Stored records:
● ● ● ● ● ● ●

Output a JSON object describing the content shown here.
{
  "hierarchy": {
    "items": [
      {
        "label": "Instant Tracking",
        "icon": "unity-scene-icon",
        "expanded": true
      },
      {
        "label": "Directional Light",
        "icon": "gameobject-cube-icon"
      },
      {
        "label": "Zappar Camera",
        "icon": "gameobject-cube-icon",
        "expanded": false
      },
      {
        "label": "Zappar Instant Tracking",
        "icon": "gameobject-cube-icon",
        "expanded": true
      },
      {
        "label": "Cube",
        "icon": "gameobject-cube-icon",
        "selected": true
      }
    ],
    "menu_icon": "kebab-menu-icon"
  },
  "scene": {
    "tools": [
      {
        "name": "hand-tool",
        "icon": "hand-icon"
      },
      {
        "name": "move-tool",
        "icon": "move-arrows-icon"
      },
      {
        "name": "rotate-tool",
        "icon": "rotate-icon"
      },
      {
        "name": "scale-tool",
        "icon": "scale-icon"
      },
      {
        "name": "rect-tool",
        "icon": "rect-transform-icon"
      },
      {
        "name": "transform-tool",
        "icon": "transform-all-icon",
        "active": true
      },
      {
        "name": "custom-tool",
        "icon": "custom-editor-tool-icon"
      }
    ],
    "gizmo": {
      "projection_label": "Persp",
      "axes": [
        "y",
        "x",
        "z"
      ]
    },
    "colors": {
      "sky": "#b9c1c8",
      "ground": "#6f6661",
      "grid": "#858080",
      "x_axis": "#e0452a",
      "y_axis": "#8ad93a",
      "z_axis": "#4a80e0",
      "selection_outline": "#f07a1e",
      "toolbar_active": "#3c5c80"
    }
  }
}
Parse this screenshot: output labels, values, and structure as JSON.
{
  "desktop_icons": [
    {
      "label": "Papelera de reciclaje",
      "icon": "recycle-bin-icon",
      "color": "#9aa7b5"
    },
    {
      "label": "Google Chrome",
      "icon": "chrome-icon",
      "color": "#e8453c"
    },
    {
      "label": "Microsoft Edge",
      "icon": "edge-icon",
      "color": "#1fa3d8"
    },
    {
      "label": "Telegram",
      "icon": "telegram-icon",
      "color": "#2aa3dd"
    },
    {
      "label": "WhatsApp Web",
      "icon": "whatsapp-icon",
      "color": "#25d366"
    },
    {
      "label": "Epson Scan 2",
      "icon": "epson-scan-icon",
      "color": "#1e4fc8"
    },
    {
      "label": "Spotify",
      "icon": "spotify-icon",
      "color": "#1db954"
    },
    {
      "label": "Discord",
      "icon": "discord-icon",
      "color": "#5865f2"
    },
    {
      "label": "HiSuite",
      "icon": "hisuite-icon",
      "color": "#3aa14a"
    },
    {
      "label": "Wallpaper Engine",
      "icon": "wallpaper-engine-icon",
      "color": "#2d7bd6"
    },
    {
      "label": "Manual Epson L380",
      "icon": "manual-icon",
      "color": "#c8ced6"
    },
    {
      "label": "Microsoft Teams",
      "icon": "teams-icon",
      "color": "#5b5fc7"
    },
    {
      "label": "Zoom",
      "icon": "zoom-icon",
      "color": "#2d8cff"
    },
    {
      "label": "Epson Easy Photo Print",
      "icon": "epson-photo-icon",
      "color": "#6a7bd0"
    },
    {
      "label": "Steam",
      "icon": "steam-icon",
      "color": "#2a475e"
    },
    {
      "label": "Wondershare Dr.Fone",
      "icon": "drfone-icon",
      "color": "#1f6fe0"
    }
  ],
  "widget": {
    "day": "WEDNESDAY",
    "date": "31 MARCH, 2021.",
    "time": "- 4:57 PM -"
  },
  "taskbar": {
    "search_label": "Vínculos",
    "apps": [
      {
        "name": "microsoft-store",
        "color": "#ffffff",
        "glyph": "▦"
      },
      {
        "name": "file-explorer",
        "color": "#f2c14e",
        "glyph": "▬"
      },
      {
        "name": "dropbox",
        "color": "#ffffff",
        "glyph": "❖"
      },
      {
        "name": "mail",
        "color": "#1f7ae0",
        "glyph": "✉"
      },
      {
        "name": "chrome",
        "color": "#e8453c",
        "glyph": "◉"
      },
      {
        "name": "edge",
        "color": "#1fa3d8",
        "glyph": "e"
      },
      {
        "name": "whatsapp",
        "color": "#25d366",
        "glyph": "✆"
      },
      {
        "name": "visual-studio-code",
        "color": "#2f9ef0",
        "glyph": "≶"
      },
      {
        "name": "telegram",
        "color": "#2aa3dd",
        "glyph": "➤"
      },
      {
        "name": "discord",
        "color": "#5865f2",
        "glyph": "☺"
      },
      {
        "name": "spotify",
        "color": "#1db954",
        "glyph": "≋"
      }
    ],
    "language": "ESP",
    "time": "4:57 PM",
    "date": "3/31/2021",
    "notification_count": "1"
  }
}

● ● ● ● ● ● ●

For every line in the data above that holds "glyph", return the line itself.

        "glyph": "▦"
        "glyph": "▬"
        "glyph": "❖"
        "glyph": "✉"
        "glyph": "◉"
        "glyph": "e"
        "glyph": "✆"
        "glyph": "≶"
        "glyph": "➤"
        "glyph": "☺"
        "glyph": "≋"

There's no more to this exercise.